WHAT IS EXPECTED >>
In the entries below, every line that contains "arrow" must be located and copied.

DATASET EXTRACT >>
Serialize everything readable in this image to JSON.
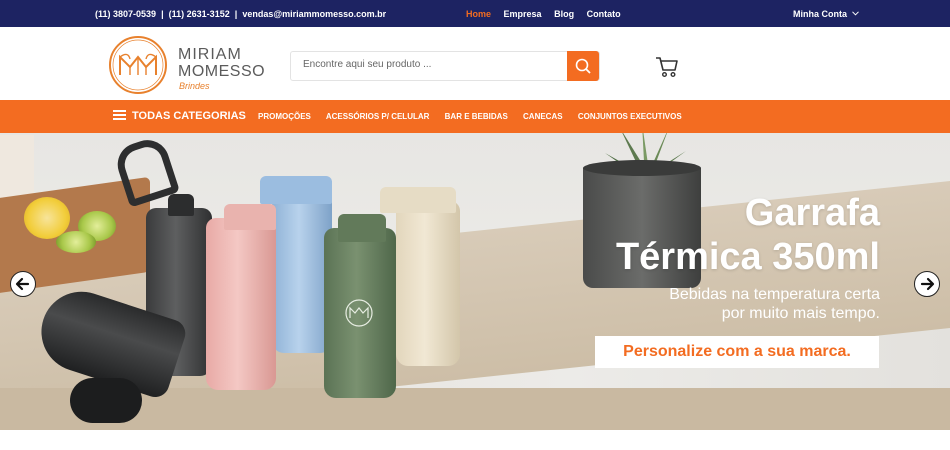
{
  "topbar": {
    "phone1": "(11) 3807-0539",
    "sep1": "|",
    "phone2": "(11) 2631-3152",
    "sep2": "|",
    "email": "vendas@miriammomesso.com.br",
    "nav": [
      "Home",
      "Empresa",
      "Blog",
      "Contato"
    ],
    "account": "Minha Conta"
  },
  "brand": {
    "line1": "MIRIAM",
    "line2": "MOMESSO",
    "tagline": "Brindes",
    "accent": "#f36c21",
    "navy": "#1d2362"
  },
  "search": {
    "placeholder": "Encontre aqui seu produto ..."
  },
  "icons": {
    "search": "search-icon",
    "cart": "cart-icon",
    "menu": "hamburger-icon",
    "prev": "arrow-left-icon",
    "next": "arrow-right-icon"
  },
  "categories": {
    "all_label": "TODAS CATEGORIAS",
    "items": [
      "PROMOÇÕES",
      "ACESSÓRIOS P/ CELULAR",
      "BAR E BEBIDAS",
      "CANECAS",
      "CONJUNTOS EXECUTIVOS"
    ]
  },
  "banner": {
    "title_line1": "Garrafa",
    "title_line2": "Térmica 350ml",
    "sub_line1": "Bebidas na temperatura certa",
    "sub_line2": "por muito mais tempo.",
    "cta": "Personalize com a sua marca."
  }
}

ANSWER SPACE >>
    "prev": "arrow-left-icon",
    "next": "arrow-right-icon"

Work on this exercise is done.